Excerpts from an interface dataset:
= Beginning of Section =
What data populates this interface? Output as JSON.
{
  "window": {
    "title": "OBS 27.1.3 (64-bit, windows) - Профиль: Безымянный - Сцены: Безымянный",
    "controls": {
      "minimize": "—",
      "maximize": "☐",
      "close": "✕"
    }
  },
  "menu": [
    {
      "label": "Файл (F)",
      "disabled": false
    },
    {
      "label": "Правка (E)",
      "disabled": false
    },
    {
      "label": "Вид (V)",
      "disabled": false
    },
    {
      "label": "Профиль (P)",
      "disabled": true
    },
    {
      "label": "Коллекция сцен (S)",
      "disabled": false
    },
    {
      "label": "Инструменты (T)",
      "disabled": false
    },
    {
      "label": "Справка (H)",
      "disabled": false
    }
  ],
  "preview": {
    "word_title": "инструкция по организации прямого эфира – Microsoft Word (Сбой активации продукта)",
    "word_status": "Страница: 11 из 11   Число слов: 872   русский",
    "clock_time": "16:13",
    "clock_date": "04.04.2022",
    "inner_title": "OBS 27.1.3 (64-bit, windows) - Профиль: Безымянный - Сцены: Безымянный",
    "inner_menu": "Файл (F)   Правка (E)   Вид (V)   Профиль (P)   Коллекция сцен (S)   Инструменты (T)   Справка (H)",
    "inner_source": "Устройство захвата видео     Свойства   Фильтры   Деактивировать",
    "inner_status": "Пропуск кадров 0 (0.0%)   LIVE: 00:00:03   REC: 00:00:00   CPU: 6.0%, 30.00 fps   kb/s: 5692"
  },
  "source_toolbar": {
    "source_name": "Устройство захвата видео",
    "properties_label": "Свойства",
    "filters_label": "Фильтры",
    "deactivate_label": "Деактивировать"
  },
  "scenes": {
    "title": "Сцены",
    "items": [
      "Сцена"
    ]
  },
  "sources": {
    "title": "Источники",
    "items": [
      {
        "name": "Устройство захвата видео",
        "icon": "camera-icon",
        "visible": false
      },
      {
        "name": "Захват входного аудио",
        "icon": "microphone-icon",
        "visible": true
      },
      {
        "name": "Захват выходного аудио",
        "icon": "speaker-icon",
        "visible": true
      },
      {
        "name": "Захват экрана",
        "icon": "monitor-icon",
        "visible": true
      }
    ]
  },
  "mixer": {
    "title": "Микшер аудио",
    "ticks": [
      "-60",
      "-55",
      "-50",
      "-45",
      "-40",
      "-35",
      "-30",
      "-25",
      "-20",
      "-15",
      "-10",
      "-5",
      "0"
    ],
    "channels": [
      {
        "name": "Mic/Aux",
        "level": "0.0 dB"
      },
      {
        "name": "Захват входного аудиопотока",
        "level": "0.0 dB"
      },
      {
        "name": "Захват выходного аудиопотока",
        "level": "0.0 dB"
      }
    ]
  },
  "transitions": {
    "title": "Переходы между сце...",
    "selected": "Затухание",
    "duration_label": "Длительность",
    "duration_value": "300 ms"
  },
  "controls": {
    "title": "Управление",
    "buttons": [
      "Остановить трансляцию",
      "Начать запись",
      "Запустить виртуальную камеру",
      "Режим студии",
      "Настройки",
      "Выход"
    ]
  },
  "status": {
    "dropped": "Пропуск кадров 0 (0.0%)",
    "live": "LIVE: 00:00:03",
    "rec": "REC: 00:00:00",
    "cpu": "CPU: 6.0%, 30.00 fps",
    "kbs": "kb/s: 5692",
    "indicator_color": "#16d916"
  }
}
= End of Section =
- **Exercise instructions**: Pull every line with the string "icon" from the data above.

- **Exercise output**:
        "icon": "camera-icon",
        "icon": "microphone-icon",
        "icon": "speaker-icon",
        "icon": "monitor-icon",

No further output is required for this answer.